### Given data:
Start of Block
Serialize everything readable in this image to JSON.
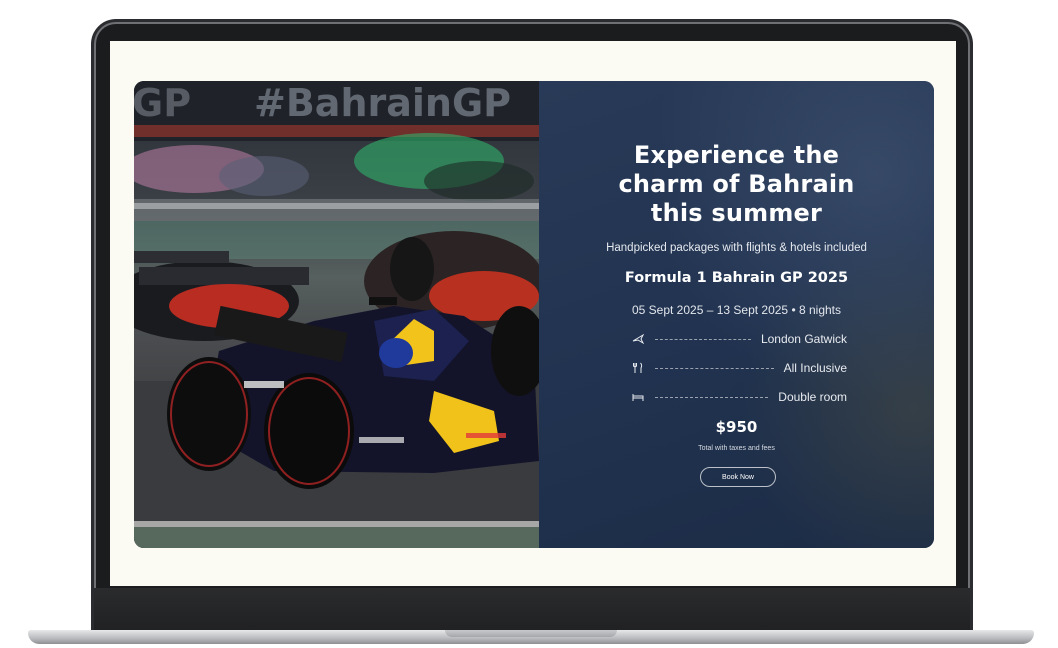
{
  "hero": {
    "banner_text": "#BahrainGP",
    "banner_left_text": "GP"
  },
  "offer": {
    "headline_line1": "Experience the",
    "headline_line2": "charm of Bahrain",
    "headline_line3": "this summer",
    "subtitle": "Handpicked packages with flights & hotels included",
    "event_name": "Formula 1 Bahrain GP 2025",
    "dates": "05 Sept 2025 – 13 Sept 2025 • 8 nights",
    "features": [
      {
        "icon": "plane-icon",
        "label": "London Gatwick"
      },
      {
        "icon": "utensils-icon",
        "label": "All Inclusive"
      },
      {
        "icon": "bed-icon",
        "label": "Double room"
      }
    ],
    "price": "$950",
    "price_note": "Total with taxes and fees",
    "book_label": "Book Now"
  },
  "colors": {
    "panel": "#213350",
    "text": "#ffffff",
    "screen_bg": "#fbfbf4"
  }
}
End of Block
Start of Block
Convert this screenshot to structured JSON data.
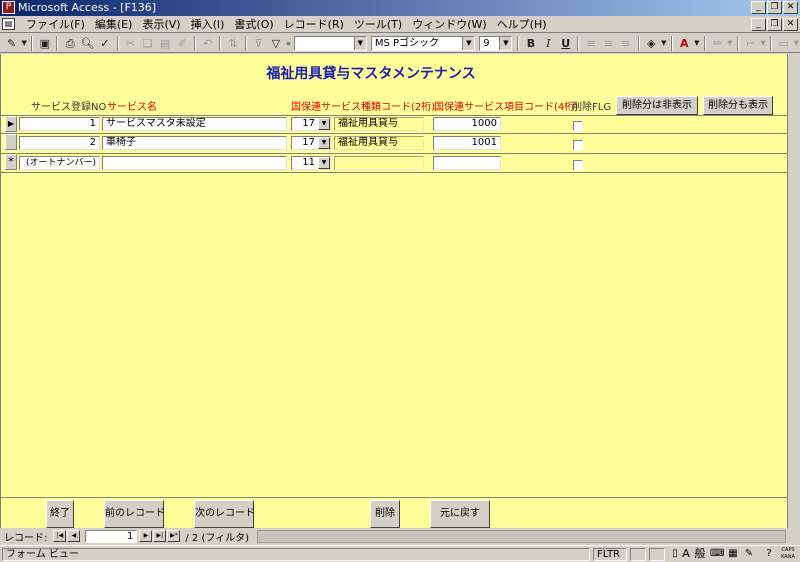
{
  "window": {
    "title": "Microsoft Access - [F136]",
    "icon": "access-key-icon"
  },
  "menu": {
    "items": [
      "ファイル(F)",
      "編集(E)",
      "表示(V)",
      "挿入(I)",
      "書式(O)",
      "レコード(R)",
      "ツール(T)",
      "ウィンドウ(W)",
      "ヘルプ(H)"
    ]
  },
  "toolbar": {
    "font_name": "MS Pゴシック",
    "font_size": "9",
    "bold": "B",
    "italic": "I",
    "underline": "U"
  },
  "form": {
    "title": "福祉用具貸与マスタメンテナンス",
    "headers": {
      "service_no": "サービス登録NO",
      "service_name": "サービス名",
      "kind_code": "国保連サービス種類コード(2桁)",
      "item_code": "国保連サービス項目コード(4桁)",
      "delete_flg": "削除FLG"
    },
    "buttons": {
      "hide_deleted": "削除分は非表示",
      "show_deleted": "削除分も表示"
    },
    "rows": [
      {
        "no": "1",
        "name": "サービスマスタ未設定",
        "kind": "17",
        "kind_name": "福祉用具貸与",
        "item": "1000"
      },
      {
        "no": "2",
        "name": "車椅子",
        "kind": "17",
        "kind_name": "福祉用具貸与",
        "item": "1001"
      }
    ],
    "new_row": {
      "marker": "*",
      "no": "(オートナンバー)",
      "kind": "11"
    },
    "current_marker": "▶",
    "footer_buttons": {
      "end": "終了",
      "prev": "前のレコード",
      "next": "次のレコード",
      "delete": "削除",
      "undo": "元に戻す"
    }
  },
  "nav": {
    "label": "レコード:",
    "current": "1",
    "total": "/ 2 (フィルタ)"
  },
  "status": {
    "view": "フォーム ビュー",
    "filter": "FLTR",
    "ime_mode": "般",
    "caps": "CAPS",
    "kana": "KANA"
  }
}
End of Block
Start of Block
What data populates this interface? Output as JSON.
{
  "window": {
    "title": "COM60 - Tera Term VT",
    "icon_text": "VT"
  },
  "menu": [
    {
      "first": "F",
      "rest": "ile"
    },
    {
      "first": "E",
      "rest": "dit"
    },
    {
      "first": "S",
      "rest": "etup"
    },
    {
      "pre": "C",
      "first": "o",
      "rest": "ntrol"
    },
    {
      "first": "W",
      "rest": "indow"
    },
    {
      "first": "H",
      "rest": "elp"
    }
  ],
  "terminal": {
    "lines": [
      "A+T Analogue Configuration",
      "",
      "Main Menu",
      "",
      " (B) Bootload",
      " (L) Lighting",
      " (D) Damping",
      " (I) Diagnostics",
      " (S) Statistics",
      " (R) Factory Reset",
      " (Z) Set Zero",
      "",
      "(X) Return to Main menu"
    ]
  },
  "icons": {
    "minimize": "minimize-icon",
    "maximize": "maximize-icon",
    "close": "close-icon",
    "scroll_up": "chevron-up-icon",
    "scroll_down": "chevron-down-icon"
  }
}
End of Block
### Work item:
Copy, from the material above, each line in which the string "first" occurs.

### Reply:
      "first": "F",
      "first": "E",
      "first": "S",
      "first": "o",
      "first": "W",
      "first": "H",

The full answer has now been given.